Task item -
When you reproduce these records, keep every word exactly and drop the images.

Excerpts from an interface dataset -

___

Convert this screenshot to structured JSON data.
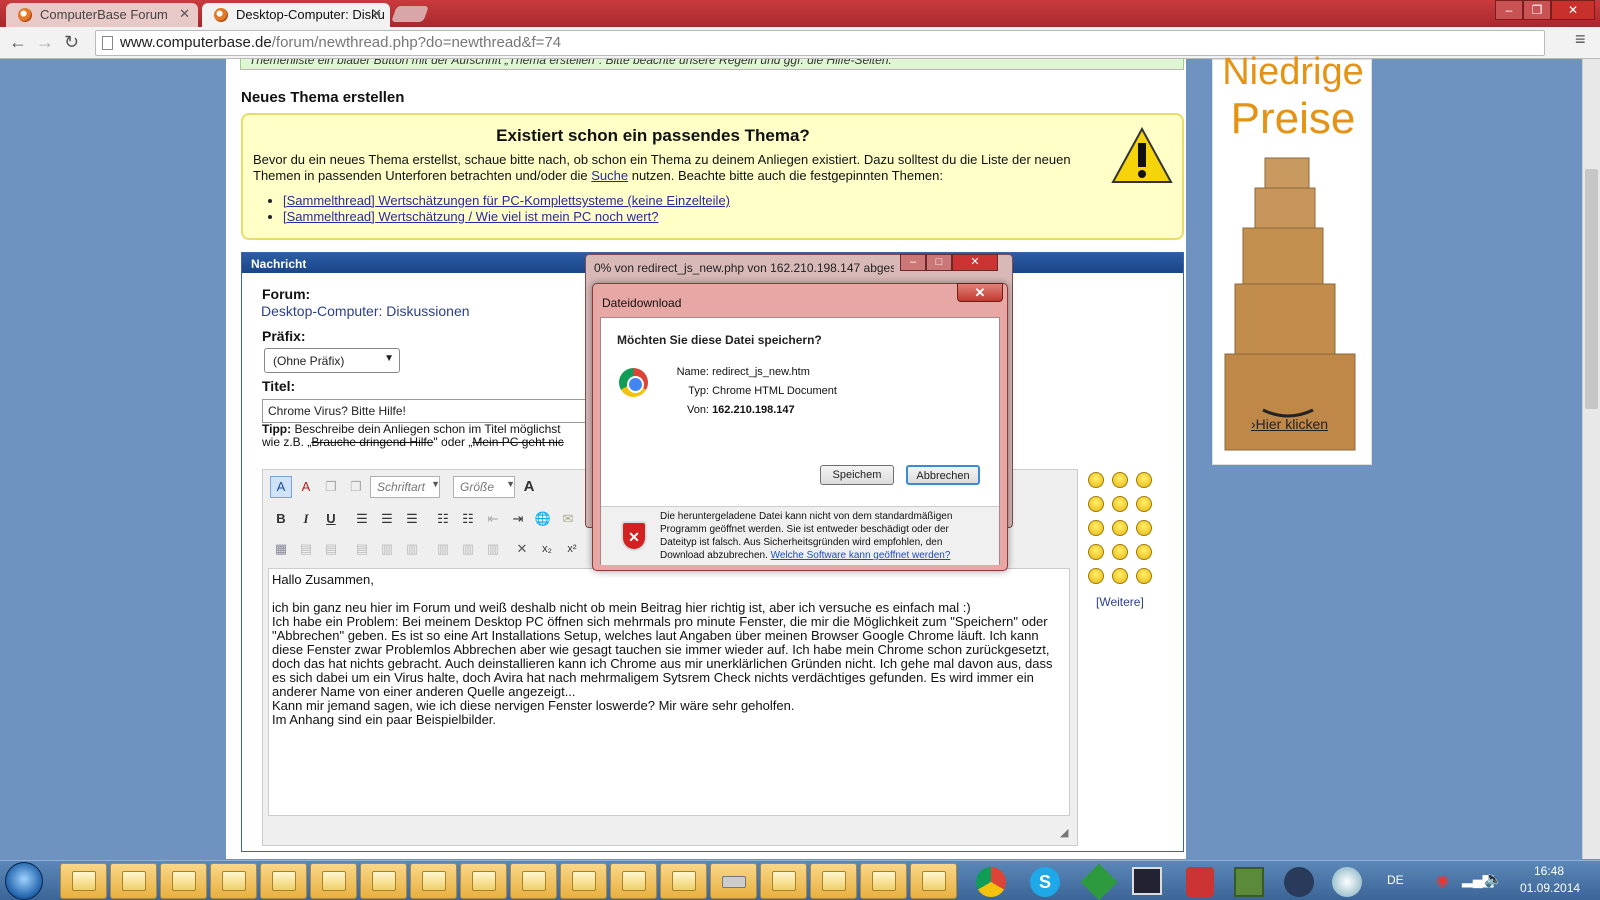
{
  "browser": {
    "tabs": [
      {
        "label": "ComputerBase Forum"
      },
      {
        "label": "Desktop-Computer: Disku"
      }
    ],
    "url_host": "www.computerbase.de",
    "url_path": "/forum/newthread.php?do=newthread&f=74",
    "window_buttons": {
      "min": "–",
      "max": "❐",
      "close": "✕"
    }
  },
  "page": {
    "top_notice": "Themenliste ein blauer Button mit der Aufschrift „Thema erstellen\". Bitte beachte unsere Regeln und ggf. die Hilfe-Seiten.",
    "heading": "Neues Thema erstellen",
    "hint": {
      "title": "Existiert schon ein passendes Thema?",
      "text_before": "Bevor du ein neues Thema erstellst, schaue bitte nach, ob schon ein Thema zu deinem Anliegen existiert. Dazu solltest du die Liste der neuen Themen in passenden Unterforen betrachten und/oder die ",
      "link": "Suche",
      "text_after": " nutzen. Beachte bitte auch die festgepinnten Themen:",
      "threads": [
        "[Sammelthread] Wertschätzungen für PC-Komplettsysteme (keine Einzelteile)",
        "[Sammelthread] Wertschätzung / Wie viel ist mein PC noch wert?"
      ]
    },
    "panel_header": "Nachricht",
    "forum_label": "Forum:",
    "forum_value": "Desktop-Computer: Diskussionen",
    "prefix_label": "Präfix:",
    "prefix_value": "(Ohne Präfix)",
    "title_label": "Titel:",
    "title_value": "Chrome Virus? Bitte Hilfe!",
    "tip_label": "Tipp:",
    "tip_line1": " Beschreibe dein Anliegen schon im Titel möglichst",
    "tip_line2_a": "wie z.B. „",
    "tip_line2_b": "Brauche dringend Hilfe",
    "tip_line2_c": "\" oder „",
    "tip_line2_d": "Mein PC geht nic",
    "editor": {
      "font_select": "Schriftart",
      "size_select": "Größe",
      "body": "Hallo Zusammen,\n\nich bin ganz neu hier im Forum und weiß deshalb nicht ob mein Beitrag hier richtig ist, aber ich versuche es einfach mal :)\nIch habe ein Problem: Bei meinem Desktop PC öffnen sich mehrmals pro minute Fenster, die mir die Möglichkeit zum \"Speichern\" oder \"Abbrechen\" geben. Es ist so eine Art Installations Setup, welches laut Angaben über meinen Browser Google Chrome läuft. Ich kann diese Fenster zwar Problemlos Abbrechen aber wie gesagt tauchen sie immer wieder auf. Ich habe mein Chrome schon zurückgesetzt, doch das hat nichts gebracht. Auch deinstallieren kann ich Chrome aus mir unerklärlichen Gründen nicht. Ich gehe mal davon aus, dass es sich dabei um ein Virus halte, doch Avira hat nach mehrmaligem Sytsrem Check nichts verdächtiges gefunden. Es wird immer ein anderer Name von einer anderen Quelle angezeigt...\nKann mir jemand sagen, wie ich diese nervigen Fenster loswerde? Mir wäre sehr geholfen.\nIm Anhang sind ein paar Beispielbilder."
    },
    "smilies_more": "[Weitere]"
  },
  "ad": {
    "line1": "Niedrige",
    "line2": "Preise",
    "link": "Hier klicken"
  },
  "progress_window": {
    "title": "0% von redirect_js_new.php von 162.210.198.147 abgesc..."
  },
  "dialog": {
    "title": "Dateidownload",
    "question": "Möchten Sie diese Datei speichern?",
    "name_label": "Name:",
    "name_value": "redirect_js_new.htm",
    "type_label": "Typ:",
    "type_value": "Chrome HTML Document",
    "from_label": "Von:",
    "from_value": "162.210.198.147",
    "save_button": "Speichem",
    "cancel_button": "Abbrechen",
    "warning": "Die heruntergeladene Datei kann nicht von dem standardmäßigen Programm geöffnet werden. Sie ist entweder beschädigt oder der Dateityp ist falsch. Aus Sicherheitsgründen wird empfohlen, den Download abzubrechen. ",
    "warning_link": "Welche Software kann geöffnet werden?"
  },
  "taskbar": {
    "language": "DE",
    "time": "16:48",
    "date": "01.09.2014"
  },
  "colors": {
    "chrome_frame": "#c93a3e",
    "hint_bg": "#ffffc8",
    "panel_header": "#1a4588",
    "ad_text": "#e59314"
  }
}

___

Expected answer -
Convert this screenshot to structured JSON data.
{
  "browser": {
    "tabs": [
      {
        "label": "ComputerBase Forum"
      },
      {
        "label": "Desktop-Computer: Disku"
      }
    ],
    "url_host": "www.computerbase.de",
    "url_path": "/forum/newthread.php?do=newthread&f=74",
    "window_buttons": {
      "min": "–",
      "max": "❐",
      "close": "✕"
    }
  },
  "page": {
    "top_notice": "Themenliste ein blauer Button mit der Aufschrift „Thema erstellen\". Bitte beachte unsere Regeln und ggf. die Hilfe-Seiten.",
    "heading": "Neues Thema erstellen",
    "hint": {
      "title": "Existiert schon ein passendes Thema?",
      "text_before": "Bevor du ein neues Thema erstellst, schaue bitte nach, ob schon ein Thema zu deinem Anliegen existiert. Dazu solltest du die Liste der neuen Themen in passenden Unterforen betrachten und/oder die ",
      "link": "Suche",
      "text_after": " nutzen. Beachte bitte auch die festgepinnten Themen:",
      "threads": [
        "[Sammelthread] Wertschätzungen für PC-Komplettsysteme (keine Einzelteile)",
        "[Sammelthread] Wertschätzung / Wie viel ist mein PC noch wert?"
      ]
    },
    "panel_header": "Nachricht",
    "forum_label": "Forum:",
    "forum_value": "Desktop-Computer: Diskussionen",
    "prefix_label": "Präfix:",
    "prefix_value": "(Ohne Präfix)",
    "title_label": "Titel:",
    "title_value": "Chrome Virus? Bitte Hilfe!",
    "tip_label": "Tipp:",
    "tip_line1": " Beschreibe dein Anliegen schon im Titel möglichst",
    "tip_line2_a": "wie z.B. „",
    "tip_line2_b": "Brauche dringend Hilfe",
    "tip_line2_c": "\" oder „",
    "tip_line2_d": "Mein PC geht nic",
    "editor": {
      "font_select": "Schriftart",
      "size_select": "Größe",
      "body": "Hallo Zusammen,\n\nich bin ganz neu hier im Forum und weiß deshalb nicht ob mein Beitrag hier richtig ist, aber ich versuche es einfach mal :)\nIch habe ein Problem: Bei meinem Desktop PC öffnen sich mehrmals pro minute Fenster, die mir die Möglichkeit zum \"Speichern\" oder \"Abbrechen\" geben. Es ist so eine Art Installations Setup, welches laut Angaben über meinen Browser Google Chrome läuft. Ich kann diese Fenster zwar Problemlos Abbrechen aber wie gesagt tauchen sie immer wieder auf. Ich habe mein Chrome schon zurückgesetzt, doch das hat nichts gebracht. Auch deinstallieren kann ich Chrome aus mir unerklärlichen Gründen nicht. Ich gehe mal davon aus, dass es sich dabei um ein Virus halte, doch Avira hat nach mehrmaligem Sytsrem Check nichts verdächtiges gefunden. Es wird immer ein anderer Name von einer anderen Quelle angezeigt...\nKann mir jemand sagen, wie ich diese nervigen Fenster loswerde? Mir wäre sehr geholfen.\nIm Anhang sind ein paar Beispielbilder."
    },
    "smilies_more": "[Weitere]"
  },
  "ad": {
    "line1": "Niedrige",
    "line2": "Preise",
    "link": "Hier klicken"
  },
  "progress_window": {
    "title": "0% von redirect_js_new.php von 162.210.198.147 abgesc..."
  },
  "dialog": {
    "title": "Dateidownload",
    "question": "Möchten Sie diese Datei speichern?",
    "name_label": "Name:",
    "name_value": "redirect_js_new.htm",
    "type_label": "Typ:",
    "type_value": "Chrome HTML Document",
    "from_label": "Von:",
    "from_value": "162.210.198.147",
    "save_button": "Speichem",
    "cancel_button": "Abbrechen",
    "warning": "Die heruntergeladene Datei kann nicht von dem standardmäßigen Programm geöffnet werden. Sie ist entweder beschädigt oder der Dateityp ist falsch. Aus Sicherheitsgründen wird empfohlen, den Download abzubrechen. ",
    "warning_link": "Welche Software kann geöffnet werden?"
  },
  "taskbar": {
    "language": "DE",
    "time": "16:48",
    "date": "01.09.2014"
  },
  "colors": {
    "chrome_frame": "#c93a3e",
    "hint_bg": "#ffffc8",
    "panel_header": "#1a4588",
    "ad_text": "#e59314"
  }
}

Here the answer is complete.